I own very little original artwork apart from some inexpensive pieces picked up in markets on my travels, and a few paintings by a talented great aunt. But I have one piece of painted wooden sculpture that I love so much I would grab it second on my way out of my burning home. The first, most cherished piece of art I would grab is my son's painting of his fourth birthday party. But that's another story.
I call my sculpture "Silly Little Man", although that is not what the artist called it. It depicts a small man with arms outstretched, standing in front of three large salmon swimming toward him. Here it is:
If you are thinking "Is she kidding? That's junk," you are not alone. Someone once asked me if I bought it at a garage sale.
I love it.
I love that the salmon are so fluidly carved, and done in otherworldly colours, while the person (to me he is a man, but could be female I suppose,) is blocky and rough, with no nuances of colour.
I love that the salmon look as if they are about to swim right over the man, barely seeing him and his outstretched arms.
I love that this piece symbolizes for me the mystical power of the salmon runs; so much a part of our west coast culture, both from prehistory to right now, for first nations and all of us. Anyone who has seen a shallow stream roil with the ruby backs of salmon on their fatal upstream journey, or watched them arc high over a waterfall cannot be but awed.
I love that, while the body of the fish are painted in jewel bright colours, their eyes reflect the raw cedar forests that line the streams they travel.

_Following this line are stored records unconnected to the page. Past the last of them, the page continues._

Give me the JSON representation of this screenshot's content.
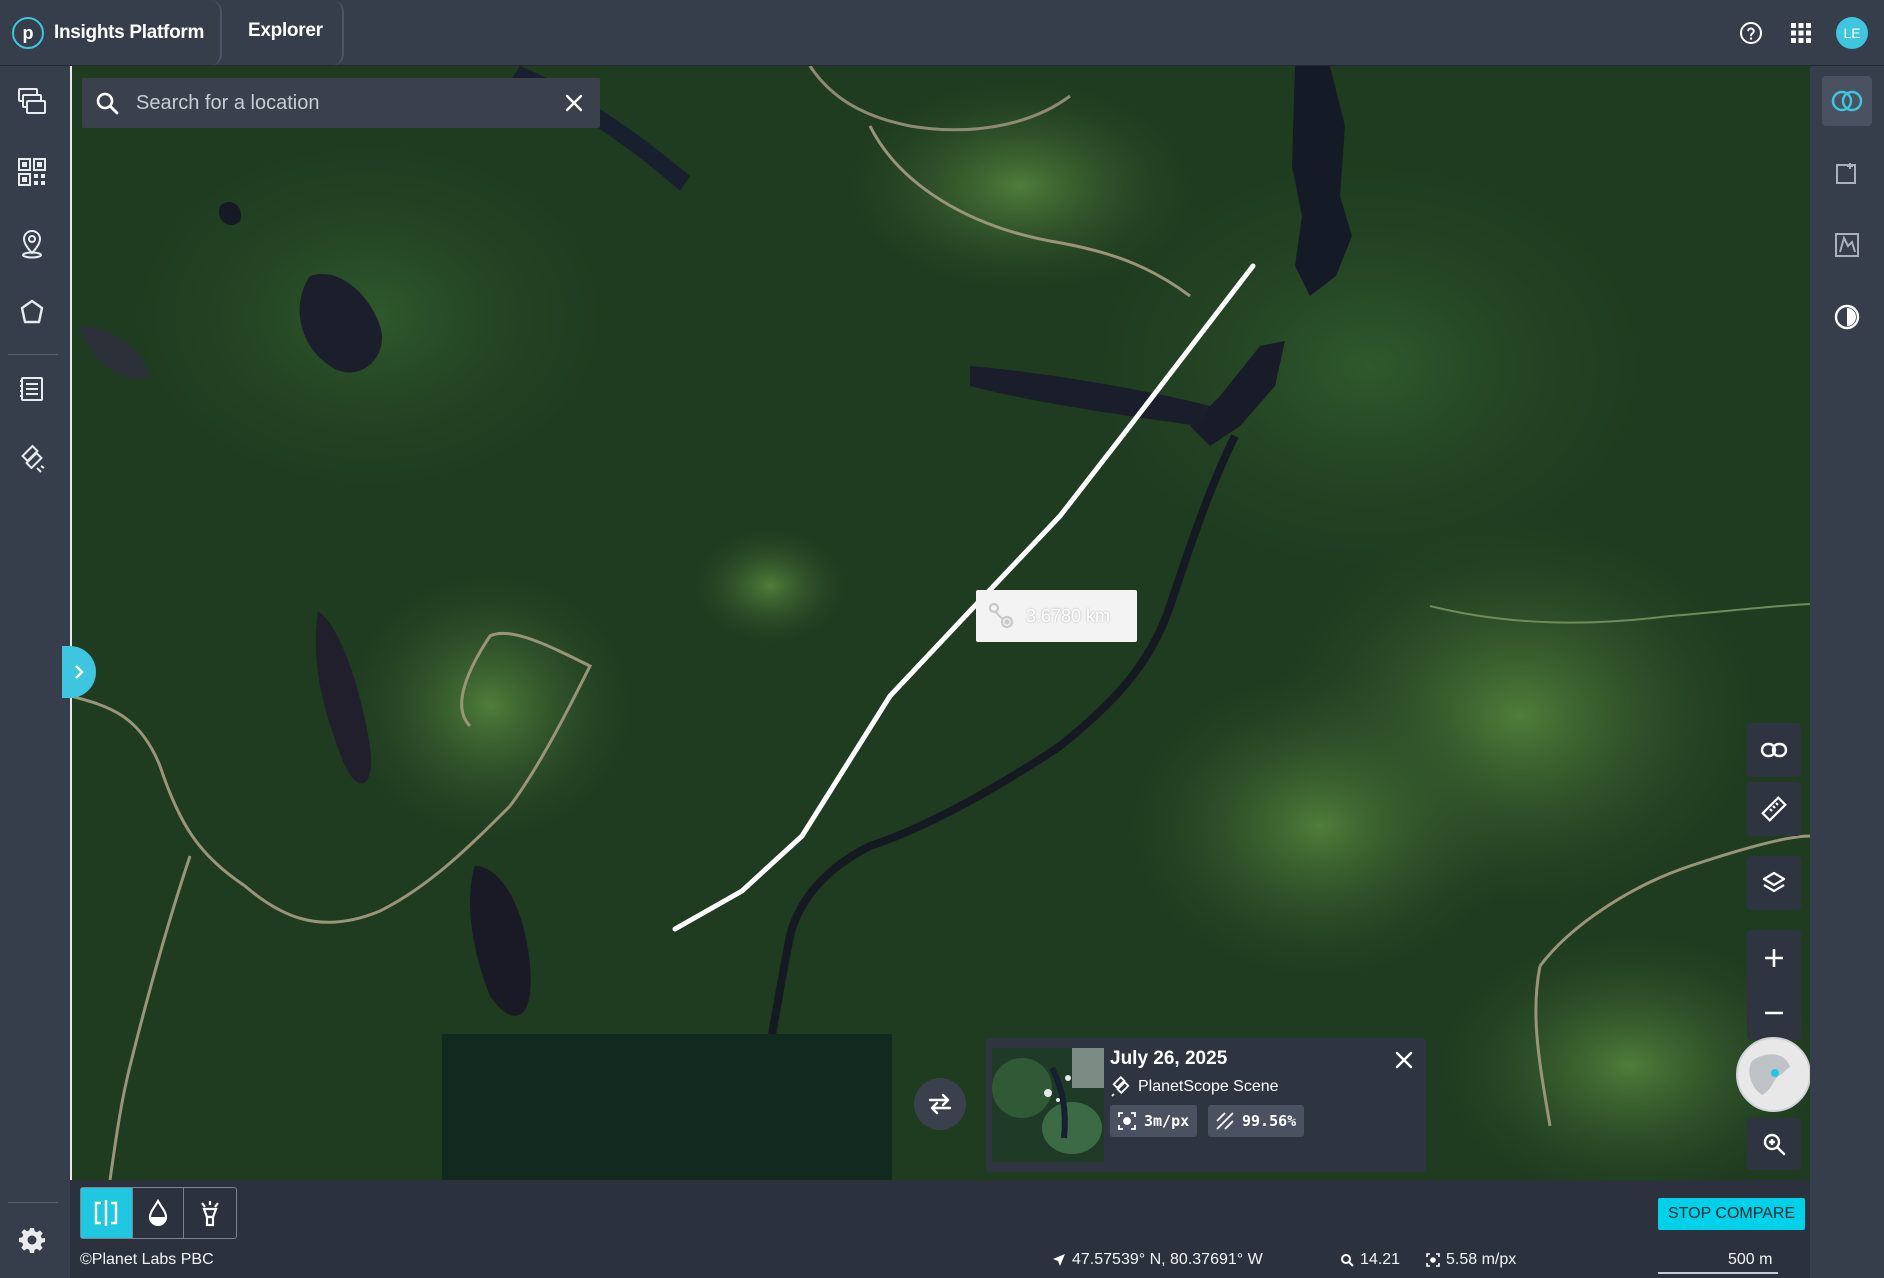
{
  "app": {
    "title": "Insights Platform",
    "logo_letter": "p",
    "active_tab": "Explorer",
    "user_initials": "LE",
    "accent_color": "#3ec6e0"
  },
  "topbar_icons": [
    "help-icon",
    "apps-grid-icon"
  ],
  "left_sidebar": {
    "items": [
      "feed-icon",
      "mosaic-icon",
      "place-pin-icon",
      "polygon-icon",
      "report-icon",
      "satellite-tasking-icon"
    ],
    "footer": "settings-gear-icon"
  },
  "right_sidebar": {
    "items": [
      "compare-rings-icon",
      "add-image-icon",
      "elevation-profile-icon",
      "contrast-icon"
    ]
  },
  "search": {
    "placeholder": "Search for a location",
    "value": ""
  },
  "measurement": {
    "distance": "3.6780 km"
  },
  "map_controls": [
    "share-link-icon",
    "ruler-icon",
    "layers-icon",
    "zoom-in-icon",
    "zoom-out-icon",
    "globe-minimap",
    "zoom-to-icon"
  ],
  "scene": {
    "date": "July 26, 2025",
    "type": "PlanetScope Scene",
    "resolution": "3m/px",
    "coverage": "99.56%"
  },
  "bottom_bar": {
    "modes": [
      "split-compare-icon",
      "drop-icon",
      "spotlight-icon"
    ],
    "active_mode": "split-compare-icon",
    "stop_compare_label": "STOP COMPARE"
  },
  "status": {
    "attribution": "©Planet Labs PBC",
    "coordinates": "47.57539° N, 80.37691° W",
    "zoom": "14.21",
    "resolution": "5.58 m/px",
    "scale": "500 m"
  }
}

But what I love most about this piece of art is the foolishness of the little man in trying to stop the salmon from swimming upstream. At the same time, I identify with his hubris at trying. When I bought this sculpture, in 1992, he was me. I was a single mom of a toddler, still wet behind the ears in the practice of law, and going through an ugly divorce. It was just beginning to dawn on me that I was not CEO of the universe, and I had to let go of trying to control things I had no power over, or go crazy. I saw the "Silly Little Man" in a gallery window downtown, and it stopped me cold. I knew at once I had to have it, though at the time I could not have fully articulated the reasons. It is only in retrospect that I came to realize why it "spoke" to me. It cost far more than I could comfortably afford then (or even uncomfortably afford). I ate many meals of cheap mac & cheese after buying "Little Man". It was worth every noodle.

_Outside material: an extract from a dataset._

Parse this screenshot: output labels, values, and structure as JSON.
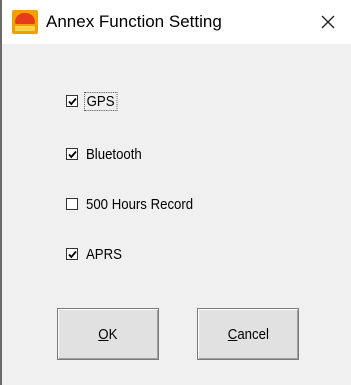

So "Silly Little Man" sits on my mantel, and I love it even more than when I got it 17 years ago. He still makes me chuckle. At both of us.

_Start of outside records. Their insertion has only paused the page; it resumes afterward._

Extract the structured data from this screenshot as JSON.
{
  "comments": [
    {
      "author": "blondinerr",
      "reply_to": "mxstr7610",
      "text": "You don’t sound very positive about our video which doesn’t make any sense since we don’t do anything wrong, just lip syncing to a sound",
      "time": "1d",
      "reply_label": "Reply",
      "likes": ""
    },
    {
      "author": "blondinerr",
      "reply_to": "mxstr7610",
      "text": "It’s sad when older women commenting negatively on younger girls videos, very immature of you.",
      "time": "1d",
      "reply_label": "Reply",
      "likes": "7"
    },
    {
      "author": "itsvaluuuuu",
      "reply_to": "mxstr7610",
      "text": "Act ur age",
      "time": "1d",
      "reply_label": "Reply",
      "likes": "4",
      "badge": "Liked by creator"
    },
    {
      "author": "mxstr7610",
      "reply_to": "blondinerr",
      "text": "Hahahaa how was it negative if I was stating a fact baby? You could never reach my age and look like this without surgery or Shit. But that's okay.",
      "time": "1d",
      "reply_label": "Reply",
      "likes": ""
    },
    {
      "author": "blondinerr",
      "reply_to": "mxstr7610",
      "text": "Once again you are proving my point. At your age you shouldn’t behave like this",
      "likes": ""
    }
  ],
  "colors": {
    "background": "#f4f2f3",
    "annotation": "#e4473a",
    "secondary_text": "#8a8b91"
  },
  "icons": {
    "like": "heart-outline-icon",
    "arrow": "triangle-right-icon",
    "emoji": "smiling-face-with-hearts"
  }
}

The artist, Peter Kiss, would likely be surprised by my interpretation of "Silly Little Man". His title for it, printed on the underside, is "Fish Guides". If you look closely at Little Man's right hand, it is pointing backwards, as if perhaps he is showing the salmon which direction they are to take. (And, yes, one finger of the right hand is broken. Sorry Mr. Kiss, your art is a little too delicate for the number of times I have moved house.) Perhaps the artist intended to portray the whimsical idea that, instead of salmon having a mystical force guiding them to the spot they were born, there are actually little traffic cops showing them the way.
What do you think?
Do you have a piece of artwork that you were compelled to have?